    I have a question about the T-Mobile network upgrades. Are these areas also getting 3G? My roommate has an Alcatel OneTouch Evolve through the Walmart Family Mobile MVNO and it only has a 3G chip. We’re still on EDGE here in Owensville Ohio. When/if we get LTE out here (we’re short on spectrum being 26 miles from Cincinnati) will we also get 3G? There are still 3G only smartphones on the network.

    • Eric

      Some of the towers will receive 3G/4G HSPA+ if the spectrum there is adequate. Otherwise, you’ll receive PCS or AWS LTE.

      • maximus1901

        I don’t believe that. 3G reaches way farther than lte even on same frequencies.

        • Tacos

          No they need to own the spectrum to use it.

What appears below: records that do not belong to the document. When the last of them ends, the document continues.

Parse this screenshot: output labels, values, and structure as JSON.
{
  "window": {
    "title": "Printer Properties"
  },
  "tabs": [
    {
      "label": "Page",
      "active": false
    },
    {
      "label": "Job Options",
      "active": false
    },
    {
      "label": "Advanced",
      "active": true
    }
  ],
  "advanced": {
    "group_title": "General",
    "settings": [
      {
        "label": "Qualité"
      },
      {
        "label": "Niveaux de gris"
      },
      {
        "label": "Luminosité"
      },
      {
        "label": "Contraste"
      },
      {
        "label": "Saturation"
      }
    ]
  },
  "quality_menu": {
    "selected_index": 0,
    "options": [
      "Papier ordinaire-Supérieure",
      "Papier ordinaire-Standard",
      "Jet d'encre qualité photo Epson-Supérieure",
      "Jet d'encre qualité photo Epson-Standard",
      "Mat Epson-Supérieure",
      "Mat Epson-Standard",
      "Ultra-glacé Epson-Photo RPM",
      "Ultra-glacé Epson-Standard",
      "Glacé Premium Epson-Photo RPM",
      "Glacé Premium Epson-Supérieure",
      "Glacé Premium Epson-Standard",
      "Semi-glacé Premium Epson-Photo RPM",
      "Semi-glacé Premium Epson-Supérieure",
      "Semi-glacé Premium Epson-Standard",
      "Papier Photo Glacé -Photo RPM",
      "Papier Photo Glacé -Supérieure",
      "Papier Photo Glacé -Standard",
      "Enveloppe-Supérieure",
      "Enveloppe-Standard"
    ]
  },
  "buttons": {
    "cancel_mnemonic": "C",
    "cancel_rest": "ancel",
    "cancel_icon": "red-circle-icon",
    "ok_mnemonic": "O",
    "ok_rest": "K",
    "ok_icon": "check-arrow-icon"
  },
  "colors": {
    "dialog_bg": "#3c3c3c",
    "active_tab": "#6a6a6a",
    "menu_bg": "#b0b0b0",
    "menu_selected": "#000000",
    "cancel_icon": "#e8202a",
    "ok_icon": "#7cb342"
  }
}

          That has been tmobiles main problem is that Att/Verizon got tons of spectrum long ago for dirt cheap and now spectrum is gold and its a pain to purchase.

    • Jay J. Blanco

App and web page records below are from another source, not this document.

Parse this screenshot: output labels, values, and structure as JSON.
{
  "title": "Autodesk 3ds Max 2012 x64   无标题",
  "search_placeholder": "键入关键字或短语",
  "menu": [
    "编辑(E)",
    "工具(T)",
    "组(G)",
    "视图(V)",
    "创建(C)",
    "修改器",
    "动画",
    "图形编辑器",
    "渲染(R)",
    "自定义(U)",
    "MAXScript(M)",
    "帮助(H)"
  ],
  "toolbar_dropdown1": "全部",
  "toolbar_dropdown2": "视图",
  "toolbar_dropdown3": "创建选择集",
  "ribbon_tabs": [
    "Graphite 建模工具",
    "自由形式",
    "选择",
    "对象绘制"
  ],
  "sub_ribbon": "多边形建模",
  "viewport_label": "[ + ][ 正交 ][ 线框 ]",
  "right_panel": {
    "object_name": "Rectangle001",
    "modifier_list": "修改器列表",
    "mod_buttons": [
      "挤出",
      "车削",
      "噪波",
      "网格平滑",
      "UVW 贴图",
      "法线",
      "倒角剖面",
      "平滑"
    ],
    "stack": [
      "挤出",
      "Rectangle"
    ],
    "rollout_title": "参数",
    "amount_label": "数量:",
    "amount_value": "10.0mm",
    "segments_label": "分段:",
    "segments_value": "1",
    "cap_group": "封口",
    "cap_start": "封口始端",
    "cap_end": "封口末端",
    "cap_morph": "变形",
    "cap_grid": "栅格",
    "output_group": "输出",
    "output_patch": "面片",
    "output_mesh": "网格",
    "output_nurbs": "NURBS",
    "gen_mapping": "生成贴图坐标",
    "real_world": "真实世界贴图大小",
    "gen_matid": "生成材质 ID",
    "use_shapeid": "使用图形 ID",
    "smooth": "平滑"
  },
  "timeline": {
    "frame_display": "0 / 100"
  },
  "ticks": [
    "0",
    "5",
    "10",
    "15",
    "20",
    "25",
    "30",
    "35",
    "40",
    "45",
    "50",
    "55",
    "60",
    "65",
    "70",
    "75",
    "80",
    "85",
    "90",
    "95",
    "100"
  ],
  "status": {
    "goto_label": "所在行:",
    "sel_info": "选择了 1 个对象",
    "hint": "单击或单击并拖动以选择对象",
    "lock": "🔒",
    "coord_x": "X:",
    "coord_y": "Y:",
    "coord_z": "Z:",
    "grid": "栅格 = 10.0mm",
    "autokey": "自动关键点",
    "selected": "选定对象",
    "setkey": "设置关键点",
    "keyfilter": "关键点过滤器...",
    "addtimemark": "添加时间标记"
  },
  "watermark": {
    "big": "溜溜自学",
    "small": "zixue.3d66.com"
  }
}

      It will definitely depend how much spectrum is available in the area. Hspa is technically 3G. So even if a area has HSPA family mobile devices get 3G speeds for some reason.

    • Stefan Naumowicz

      Yes. Hspa is backward compatible with umts (3g), so 3g phones can connect to h+. LTE, while not technically backward compatible with 3g technologies, it is in tmobiles case because of the technology they use; basically an LTE radio tower is also transmitting older signal types along with LTE.

  • Hoosier99

    Tmobile sent a text notification that 46714 in Indiana will get refarmed by Sept 30. It was supposed to have been done August 16. We will see if they can make their own new deadline.

  • Substance

    I noticed on my drive HOME today that Highway 68 from Monterey to Salinas was showing 4G most of the way. Just on Saturday that entire strip was strictly 2G. Changes are a coming, YES!

    • maximus1901

      Lte or Hspa?

      • substance

        Unfortunately HSPA… But still, its far better than Edge:). I did notice this morning, that there were two small gaps in the area where I dropped back to 2G. Hopefully that gets converted too.

        • John Brown

          So they’re actually doing upgrades to HSPA as well? Good! My 3G only phone in a suburban Cincinnati EDGE hole might actually see a useable signal once they get here

  • 4g Frustrated

    So someone please tell me why nowhere, oh is being upgraded but areas outside major cities are not. As an example, areas of I-270 near DC have no 4g coverage. When it does show up, it’s spotty. 100,000+ cars a day vs. 7000 populus city (Geneva, oh) makes no sense. This is one of many examples (and reasons why I can’t recommend TMO to anyone).

    • vrm

      its d.c. – nothing works there, get used to it. only money changing hands so please keep sending your money.

    • John Brown

      I’m 26 miles from Cincinnati and just 5 miles outside the current 4G footprint. I’m praying to God they upgrade this part of Ohio soon! And this isn’t exactly nowhere. The extreme farmland of Ohio doesn’t start for another 10 miles

      • CHRIS

        If they upgraded Ashland I can’t see them not upgrading near Cincinnati. Ashland is practically farm land. There’s nothing here but farm land.

  • junque

    4G all around but none in NEW Holland, PA (Lancaster county) yet, still 2G.

  • Jeremy

    Can you post the state in the headlines. Thanks


    4G LTE active now in Ashland Ohio as of last night. Thought it was a mistake when I noticed it I figured maybe my phone was displaying wrong signal because I went into my house and it reverted back to edge. When I was leaving for work this morning I got in the car and it displays 4G LTE.

    • John Brown

      I assume they’re upgrading along 71 towards Columbus. I sure hope so. God I can’t wait to have at least 3G here 26 miles east of Cincinnati (just a single tower outside the current HSPA+ footprint)

      • CHRIS

        Trust me bro I certainly know how that feels. Hopefully it gets better for you and by the looks of it it probably will.

  • Nik

    On Auburn near 44 in Concord/Painesville it was 4G LTE on Monday… rest of the week it has been edge again… TURN IT BACK ON lol